Dog show draws people countrywide
HUNTINGTON -- Lisa Bettis hasn't been home to Goshen, Ind., in a month. She has a nation-leading Bichon to keep up with, and she's been traveling the country to keep him at the top of his game.
The 4-year-old champion pooch, Honor, came to Huntington this past weekend for two days of dog shows, the 93rd and 94th All Breed Dog Shows, Obedience Trials and Rally Trials at the Big Sandy Superstore Arena, where on Saturday he was named the Reserve Best in Show for the Nonsporting Group.
He was one of nearly 600 dogs that participated in two days of competition in downtown Huntington. Like usual, the event drew people from around the country, as competitors strive to increase their dogs' standing in the show world, said Gail Sheets, vice president and president elect of the Huntington Kennel Club, which puts on the show. Most of the participants come from the Eastern United States, she said, and most aim to help their dog earn -- through the accumulated American Kennel Club point system -- the status of grand champion.

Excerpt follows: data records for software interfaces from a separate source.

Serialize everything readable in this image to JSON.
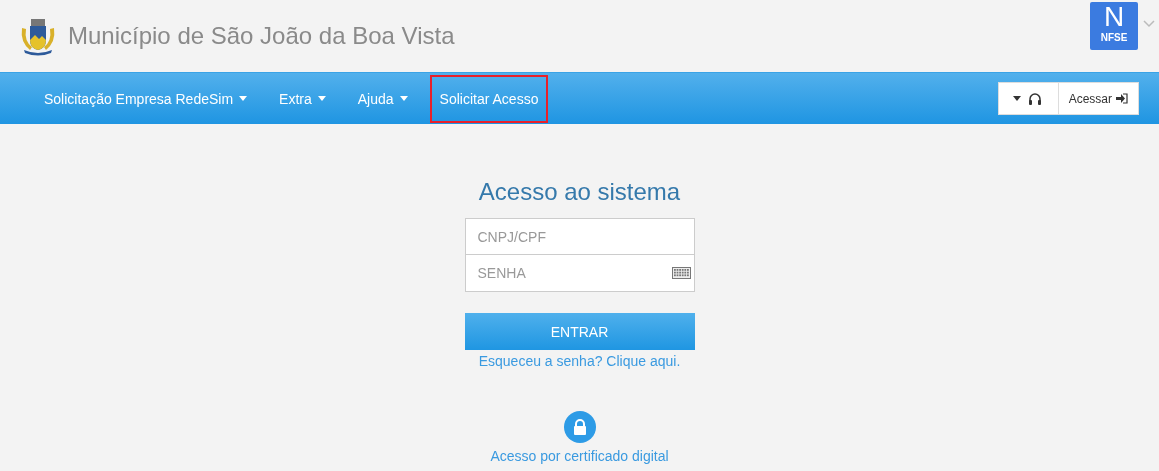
{
  "header": {
    "title": "Município de São João da Boa Vista",
    "badge": {
      "letter": "N",
      "label": "NFSE"
    }
  },
  "navbar": {
    "items": [
      {
        "label": "Solicitação Empresa RedeSim",
        "has_menu": true,
        "highlighted": false
      },
      {
        "label": "Extra",
        "has_menu": true,
        "highlighted": false
      },
      {
        "label": "Ajuda",
        "has_menu": true,
        "highlighted": false
      },
      {
        "label": "Solicitar Acesso",
        "has_menu": false,
        "highlighted": true
      }
    ],
    "login_button": "Acessar"
  },
  "login": {
    "title": "Acesso ao sistema",
    "fields": [
      {
        "placeholder": "CNPJ/CPF",
        "kind": "text"
      },
      {
        "placeholder": "SENHA",
        "kind": "password"
      }
    ],
    "submit": "ENTRAR",
    "forgot_link": "Esqueceu a senha? Clique aqui.",
    "certificate_link": "Acesso por certificado digital"
  }
}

They're judged on appearance -- everything from their coat to their height, as compared to the breed standards -- as well as obedience.
Dog showing "is addictive," Sheets said. "People are trying to show the perfect dog, of which there is no such thing, but they try to get as close as they can."
They do it for a number of other reasons as well, participants said.
"I like the competition -- showing my dog to the best of my ability and winning," said Vicki Sandage, an Ashland veterinarian who was judging over the weekend and is working her way toward being a licensed judge.
For Ray Harrington of Venetia, Pa., owner of a champion Bearded Collie, Zack, dog showing is also about the camaraderie.
"You meet a lot of people and make a lot of friends," he said.
Cheryl Tavares and Gail Swails of Richmond, Va., said they enjoy the travel -- seeing new cities, trying the restaurants -- as much as spending time with their sheep dogs.
"You can go to a dog show any place in the country," Swails said.
For Bettis, following Honor around on his string of victories has taken her to Florida, Virginia, Massachusetts and West Virginia this summer, along with an upcoming trip to Minnesota. In February, he won Nonsporting Group 1 at Westminster, a huge deal in the dog showing world.
"He has such a great personality. He enjoys this, and that helps a lot," Bettis said. "And he has such a beautiful face, and his structure is what the breed calls for."
The Herald-Dispatch welcomes your comments on this article, but please be civil. Avoid profanity, obscenity, personal attacks, accusations of criminal activity, name-calling or insults to the other posters. Herald-dispatch.com does not control or monitor comments as they are posted, but if you find a comment offensive or uncivil, hover your mouse over the comment and click the X that appears in the upper right of the comment. If you do not want your comment to post to your personal Facebook page, uncheck the box below the comment.